Comfort Food: Uova al Pomodoro

This is an essential, quick and ideal comfort meal that comes from the heart of Tuscan kitchens; something for a rainy day, or a Sunday night when you don’t want to leave the house and there’s not much in the fridge: uova al pomodoro, or eggs cooked in tomatoes. Adaptable in so many ways, even for the most basic version, all you need are pantry staples and a couple of fresh eggs that poach directly in the tomato sauce and you have yourself... Read More

A lesson in Bruschetta

One of the world’s simplest of pleasures – fresh bread and tomato – is also one of the most mispronounced. La Bruschetta is a much loved menu item in places far and away from Italy’s peninsula but it suffers from being misspelled and mispronounced to the point where the mispronounced version is becoming the accepted norm. Even well-known chefs on well-known television shows who ought to know better are using the wrong words and there should... Read More

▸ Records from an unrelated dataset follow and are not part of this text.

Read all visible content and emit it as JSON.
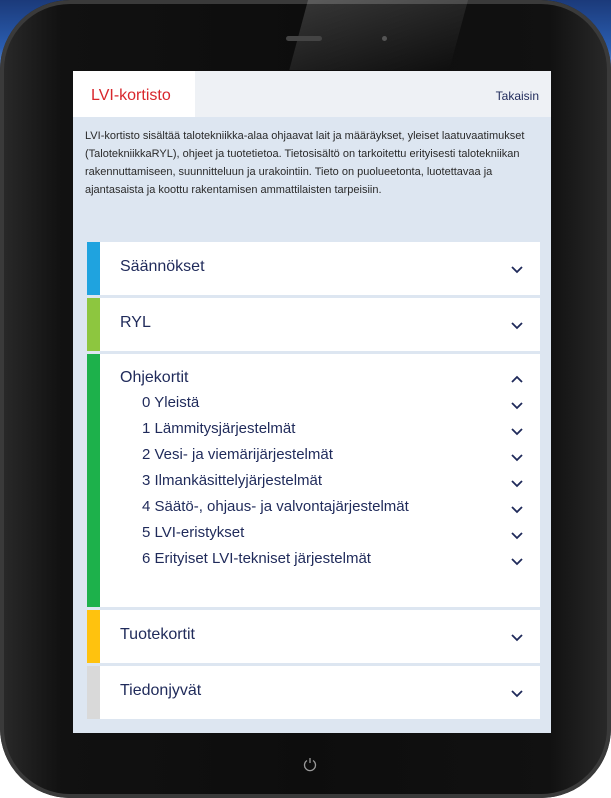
{
  "app": {
    "title": "LVI-kortisto",
    "back_label": "Takaisin",
    "intro": "LVI-kortisto sisältää talotekniikka-alaa ohjaavat lait ja määräykset, yleiset laatuvaatimukset (TalotekniikkaRYL), ohjeet ja tuotetietoa. Tietosisältö on tarkoitettu erityisesti talotekniikan rakennuttamiseen, suunnitteluun ja urakointiin. Tieto on puolueetonta, luotettavaa ja ajantasaista ja koottu rakentamisen ammattilaisten tarpeisiin."
  },
  "sections": [
    {
      "label": "Säännökset",
      "color": "#1fa3df",
      "expanded": false
    },
    {
      "label": "RYL",
      "color": "#8dc63f",
      "expanded": false
    },
    {
      "label": "Ohjekortit",
      "color": "#1db14b",
      "expanded": true,
      "items": [
        "0 Yleistä",
        "1 Lämmitysjärjestelmät",
        "2 Vesi- ja viemärijärjestelmät",
        "3 Ilmankäsittelyjärjestelmät",
        "4 Säätö-, ohjaus- ja valvontajärjestelmät",
        "5 LVI-eristykset",
        "6 Erityiset LVI-tekniset järjestelmät"
      ]
    },
    {
      "label": "Tuotekortit",
      "color": "#ffc20e",
      "expanded": false
    },
    {
      "label": "Tiedonjyvät",
      "color": "#d9d9d9",
      "expanded": false
    }
  ],
  "colors": {
    "accent_red": "#d8262c",
    "text_navy": "#1f2a5a"
  },
  "icons": {
    "chevron_down": "chevron-down-icon",
    "chevron_up": "chevron-up-icon",
    "home": "power-icon"
  }
}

Italian Table Talk: Street food of the Tuscan Coast

Street food is one of the best ways to get to the nitty gritty of not only a city’s cuisine, but even its character, its history and its habits. It’s also a might fine way to eat your way through a city without burning a hole in your wallet and it happens to be the theme of this month’s Italian Table Talk, a discussion amongst four food bloggers of Italian cuisine’s true facets. Discover Venice’s bacari for some cicchetti with... Read More

Sugo Finto with Handmade Pici

This age-old Tuscan dish has a name that illustrates that wonderful connection between food and language that Italy is so good at. Sugo finto, literally “fake sauce” or, more appropriately, “fake ragu” (as ‘sugo’ is used as often if not more than the borrowed word ‘ragu’ in Tuscany), is so-called because it is a meatless ragu. Born of the poor peasant kitchens when meat, particularly beef or veal, was a rare and special ingredient,... Read More

Calabrian Simplicity: Bucatini alla Reggina

At first I didn’t hear the staccato sound of the double ‘g’ when my Calabrian friend Anna suggested she would make me bucatini alla reggina. To non-Italian speakers, it may not seem like much but it can make all the difference. I heard bucatini alla ‘regina’, which would mean the ‘Queen’s bucatini’. It made sense to me at the time, there are plenty dishes named after the Savoy Queen of Italy, including two old classics, pizza... Read More

Ben venga il Minestrone

The Italians are brilliant with words, especially when it comes to food. Take that most humble of dishes, soup. In English, we pretty much have the one word to describe it. Oxford Companion to Italian Food author Gillian Riley makes the point that Italians have many specific words for the dish while English is rather limited, “Soup and stew are easygoing, almost interchangeable words in English, used to describe many recipes, anything from a thick... Read More

Orecchiette con Broccoli: The way to a man’s heart

The first time I ever cooked something for the man who is now my husband, it was an impromptu event where I managed to throw together a pasta dish with an almost empty fridge. We still didn’t know each other very well, were a long way away from finding out all the things there are to know about each other. We were still very nervous about what the other person thought, still trying to impress each other. And so it happened, during a cold and... Read More

Late summer mushroom pappardelle

By the end of the summer I’m ready for a change. Don’t get me wrong, I love nothing more than being barefoot. I love eating fresh peaches and melons, jammy figs, tomatoes and eggplants, but after a particularly hot summer I’m ready for a change. I’m ready for autumn, for a chill in the air, for a warming cup of tea in the afternoon. I’m looking forward to wearing woolly hats and choosing scarves for outfits. And I’m... Read More

Cherry tomato schiacciata

In a couple of week’s time I am going to feed myself exclusively on one thing, schiacciata all’uva. It begins appearing in Florentine bakery windows in September (some even earlier) and only lasts a month at the most, which is why I’m going to make the most of it while I can. Schiacciata is basically a Tuscan focaccia, the word literally means “flattened” and describes its shape. It’s made as an every day bread... Read More

Stinging Nettle Tortellini

The great thing about being part of a big Italian family is that if you need to find something, someone will always have it or will endeavour to find it for you. In my case, a few weeks ago it was untreated roses to make rose petal jam. Marco’s cousin came to the rescue. She had a wonderful fuchsia-coloured rose bush growing against an old tin shed. Going back to her garden again for my second batch of jam, she had something else waiting for me:... Read More